Work request = For the data below, report how many lines include the word "Fasi", and write nothing else.

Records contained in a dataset
────────────────
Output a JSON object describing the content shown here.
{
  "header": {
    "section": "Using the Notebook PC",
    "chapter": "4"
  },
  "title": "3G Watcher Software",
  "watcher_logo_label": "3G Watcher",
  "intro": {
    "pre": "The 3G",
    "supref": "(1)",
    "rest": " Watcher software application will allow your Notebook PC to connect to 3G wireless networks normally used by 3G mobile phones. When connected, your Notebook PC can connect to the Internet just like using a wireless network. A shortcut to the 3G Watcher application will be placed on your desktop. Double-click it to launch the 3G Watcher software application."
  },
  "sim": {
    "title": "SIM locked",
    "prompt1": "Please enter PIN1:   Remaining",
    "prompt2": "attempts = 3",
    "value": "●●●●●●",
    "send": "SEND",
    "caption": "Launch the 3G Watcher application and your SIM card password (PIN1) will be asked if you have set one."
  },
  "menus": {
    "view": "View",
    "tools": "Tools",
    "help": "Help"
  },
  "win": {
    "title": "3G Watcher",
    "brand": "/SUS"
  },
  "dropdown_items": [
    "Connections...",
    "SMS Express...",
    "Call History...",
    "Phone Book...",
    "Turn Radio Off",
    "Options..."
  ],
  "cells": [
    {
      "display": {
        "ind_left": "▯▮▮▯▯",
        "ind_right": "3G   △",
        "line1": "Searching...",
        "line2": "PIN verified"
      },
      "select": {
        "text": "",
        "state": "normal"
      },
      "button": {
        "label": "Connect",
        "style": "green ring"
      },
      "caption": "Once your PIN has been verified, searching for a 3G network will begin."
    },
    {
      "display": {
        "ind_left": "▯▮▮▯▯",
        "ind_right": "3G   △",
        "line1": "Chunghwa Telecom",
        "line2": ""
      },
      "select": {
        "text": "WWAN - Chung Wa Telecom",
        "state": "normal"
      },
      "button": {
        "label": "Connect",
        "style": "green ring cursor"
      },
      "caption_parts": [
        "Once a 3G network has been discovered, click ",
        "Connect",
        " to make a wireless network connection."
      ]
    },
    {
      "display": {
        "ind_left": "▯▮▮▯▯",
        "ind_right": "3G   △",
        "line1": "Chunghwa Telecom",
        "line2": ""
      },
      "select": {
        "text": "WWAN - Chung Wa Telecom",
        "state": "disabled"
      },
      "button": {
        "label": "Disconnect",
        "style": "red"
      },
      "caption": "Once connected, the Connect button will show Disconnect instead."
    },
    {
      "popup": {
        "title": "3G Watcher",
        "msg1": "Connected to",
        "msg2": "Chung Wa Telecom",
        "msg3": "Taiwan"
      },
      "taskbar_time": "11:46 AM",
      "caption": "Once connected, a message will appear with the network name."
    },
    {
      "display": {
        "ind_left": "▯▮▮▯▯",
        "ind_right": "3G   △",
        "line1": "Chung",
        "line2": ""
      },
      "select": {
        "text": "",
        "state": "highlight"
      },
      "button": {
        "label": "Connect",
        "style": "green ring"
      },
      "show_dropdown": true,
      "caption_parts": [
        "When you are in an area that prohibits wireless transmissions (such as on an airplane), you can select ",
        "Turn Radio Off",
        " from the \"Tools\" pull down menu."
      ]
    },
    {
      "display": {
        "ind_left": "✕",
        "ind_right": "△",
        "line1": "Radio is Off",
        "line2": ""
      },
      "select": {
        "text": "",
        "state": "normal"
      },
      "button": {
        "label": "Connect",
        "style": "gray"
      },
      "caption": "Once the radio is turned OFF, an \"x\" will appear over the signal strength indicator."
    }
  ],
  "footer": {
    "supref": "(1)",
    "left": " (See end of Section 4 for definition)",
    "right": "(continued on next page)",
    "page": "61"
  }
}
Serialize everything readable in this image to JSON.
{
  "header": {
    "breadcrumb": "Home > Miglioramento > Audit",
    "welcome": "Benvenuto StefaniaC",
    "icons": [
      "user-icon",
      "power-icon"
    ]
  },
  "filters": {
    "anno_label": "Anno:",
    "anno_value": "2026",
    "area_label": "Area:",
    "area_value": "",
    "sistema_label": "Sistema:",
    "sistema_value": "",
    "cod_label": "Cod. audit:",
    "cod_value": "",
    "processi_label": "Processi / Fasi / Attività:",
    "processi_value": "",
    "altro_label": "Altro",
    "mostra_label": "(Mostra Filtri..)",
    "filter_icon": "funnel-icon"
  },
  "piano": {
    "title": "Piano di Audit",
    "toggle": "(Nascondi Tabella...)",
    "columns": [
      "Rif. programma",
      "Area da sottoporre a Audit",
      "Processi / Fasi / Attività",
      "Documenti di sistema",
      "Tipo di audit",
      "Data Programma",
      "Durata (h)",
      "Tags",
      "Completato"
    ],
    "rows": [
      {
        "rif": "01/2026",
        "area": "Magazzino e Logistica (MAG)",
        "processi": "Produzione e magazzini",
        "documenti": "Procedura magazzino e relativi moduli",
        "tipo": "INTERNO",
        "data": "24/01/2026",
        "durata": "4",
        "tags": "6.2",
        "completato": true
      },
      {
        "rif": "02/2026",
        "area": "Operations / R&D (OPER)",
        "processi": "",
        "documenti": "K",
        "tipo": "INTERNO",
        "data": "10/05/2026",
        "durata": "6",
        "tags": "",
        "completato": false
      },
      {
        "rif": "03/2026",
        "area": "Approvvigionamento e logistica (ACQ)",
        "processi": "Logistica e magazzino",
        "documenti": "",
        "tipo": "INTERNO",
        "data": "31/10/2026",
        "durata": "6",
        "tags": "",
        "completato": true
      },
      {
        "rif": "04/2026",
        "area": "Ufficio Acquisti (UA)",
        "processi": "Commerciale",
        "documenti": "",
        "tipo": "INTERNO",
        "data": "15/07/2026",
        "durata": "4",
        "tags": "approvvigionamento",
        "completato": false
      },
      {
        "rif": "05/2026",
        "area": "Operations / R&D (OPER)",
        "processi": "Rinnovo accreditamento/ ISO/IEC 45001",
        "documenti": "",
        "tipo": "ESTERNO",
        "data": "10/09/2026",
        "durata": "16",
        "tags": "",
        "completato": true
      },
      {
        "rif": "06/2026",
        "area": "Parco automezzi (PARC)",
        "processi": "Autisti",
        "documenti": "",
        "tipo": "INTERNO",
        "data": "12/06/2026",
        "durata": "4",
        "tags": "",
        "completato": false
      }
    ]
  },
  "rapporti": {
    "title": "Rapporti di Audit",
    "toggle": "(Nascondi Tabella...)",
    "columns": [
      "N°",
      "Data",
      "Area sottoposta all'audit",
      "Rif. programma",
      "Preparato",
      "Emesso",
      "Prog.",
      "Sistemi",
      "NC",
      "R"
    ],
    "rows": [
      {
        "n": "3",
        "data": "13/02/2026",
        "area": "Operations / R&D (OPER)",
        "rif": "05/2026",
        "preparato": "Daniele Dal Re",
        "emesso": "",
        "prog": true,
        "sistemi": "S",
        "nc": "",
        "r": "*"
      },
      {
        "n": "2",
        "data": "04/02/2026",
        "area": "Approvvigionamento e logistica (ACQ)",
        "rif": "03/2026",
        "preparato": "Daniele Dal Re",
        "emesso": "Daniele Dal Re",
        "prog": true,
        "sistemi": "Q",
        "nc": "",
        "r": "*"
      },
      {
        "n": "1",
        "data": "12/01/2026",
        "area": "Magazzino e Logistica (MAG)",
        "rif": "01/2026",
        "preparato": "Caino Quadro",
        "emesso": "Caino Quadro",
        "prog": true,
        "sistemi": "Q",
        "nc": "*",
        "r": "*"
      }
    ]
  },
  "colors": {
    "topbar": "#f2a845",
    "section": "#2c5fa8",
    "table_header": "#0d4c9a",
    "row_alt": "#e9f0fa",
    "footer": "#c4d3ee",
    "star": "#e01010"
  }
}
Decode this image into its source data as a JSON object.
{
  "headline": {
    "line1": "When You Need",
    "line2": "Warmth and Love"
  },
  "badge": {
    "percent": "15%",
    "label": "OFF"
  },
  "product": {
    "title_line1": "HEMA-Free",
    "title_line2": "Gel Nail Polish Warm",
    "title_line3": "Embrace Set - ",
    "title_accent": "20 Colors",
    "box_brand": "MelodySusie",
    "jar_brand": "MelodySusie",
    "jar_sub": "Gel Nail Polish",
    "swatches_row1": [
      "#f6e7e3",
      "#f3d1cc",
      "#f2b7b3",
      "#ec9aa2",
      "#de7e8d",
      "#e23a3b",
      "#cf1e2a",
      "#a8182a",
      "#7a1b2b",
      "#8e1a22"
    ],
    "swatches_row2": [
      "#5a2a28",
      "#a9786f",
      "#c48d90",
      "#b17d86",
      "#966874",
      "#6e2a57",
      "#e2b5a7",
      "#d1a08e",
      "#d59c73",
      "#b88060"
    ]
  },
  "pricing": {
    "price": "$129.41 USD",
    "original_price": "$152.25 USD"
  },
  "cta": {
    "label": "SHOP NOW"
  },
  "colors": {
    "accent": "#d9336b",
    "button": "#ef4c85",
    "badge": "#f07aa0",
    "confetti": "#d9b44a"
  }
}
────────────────
Result for this exercise = 2